By Jerrico Tan (JetSet), OnRPG Journalist
Atlas Raider First Impressions : A Rock and Rollin’ Adventure Awaits!
If you thought dice games were a thing of the past, CrayonPixel begs to disagree otherwise. And so does this writer after getting a first hand experience on their newly launched title, Atlas Raiders.
Playable on beta via Zynga.com and Facebook, players unfold an atlas like they would a classic board game and start rolling dices in order to collect thirteen crystal relics while completing missions, fighting monsters and hunting for treasures along the way.
The game tells its story in an old school yet edgy comic book style with colorful and cartoon-y characters.

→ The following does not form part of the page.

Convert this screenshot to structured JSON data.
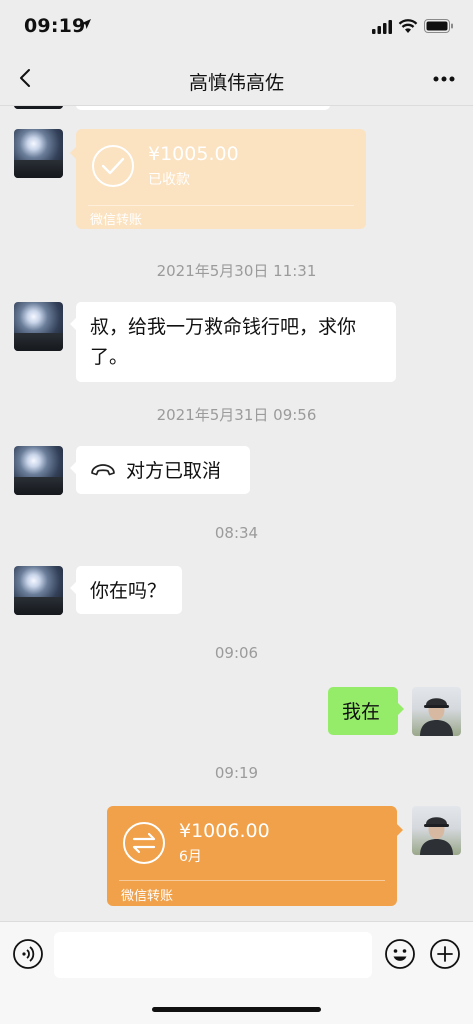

As players roll the dice, they move closer and closer to their goal, just like they would in Saturday-night board game with friends at home. Bringing this concept into the virtual world may seem hard to fathom at first but you’ll be pleased to see that CrayonPixel added an entire arsenal of spices, mixing classic board game rules with modern social gaming. Needless to say, it’s a neat concoction of ‘old meets new’ in terms of casual gaming.

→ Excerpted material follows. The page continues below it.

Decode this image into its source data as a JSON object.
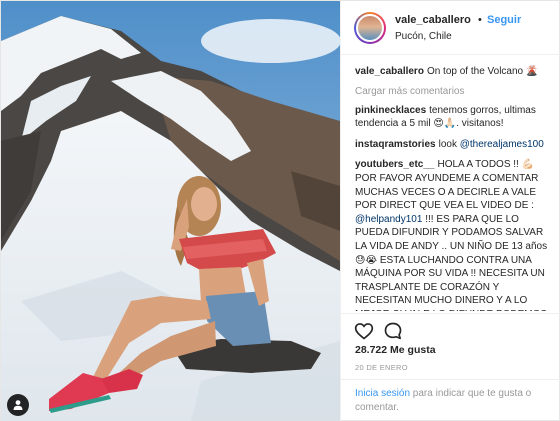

Rolling your dice gives you access to various points in your atlas. You could either encounter an NPC that would provide you with a mission or engage in a battle with a monster, among many things, depending on where your dice rolls takes you. The battle mode is also a game of dice but not entirely because arming yourself with better weapons increases your chances of winning against your enemy. Completing missions unlocks more areas for you to explore and meeting new characters unfolds new story developments every time.
Because board games are more enjoyable when played with friends, Atlas Raiders lets you visit other friends’ atlases and help each other decipher codes. In doing so, you are rewarded with XPs and Gold Coins for your own adventure and progress. The more friends you have, the more atlases to visit.
As of its beta release, Atlas Raider boasts diversity in gaming experience though some of its elements include the usual annoying things players nowadays honestly hate such as “invite your friends to get more gold” or “wait for thirty minutes before harvest time or pay cash items now”, which is the inevitable social gaming trend of the decade. The idea of rolling the dice to get to your next destination could seem pointless at first but in reality, it’s about knowing what to do with the situation that is given to you (real-life application, anyone?) Crayon Pixel could also exploit the power of social networking and perhaps create a competitive vibe amongst their players apart from focusing on individuality. Still, for a casual game, Atlas Raider possesses an adventurous story arc delivered by awesome visual presentations with a “chop suey” of gaming memorabilia, which both young and old would surely enjoy.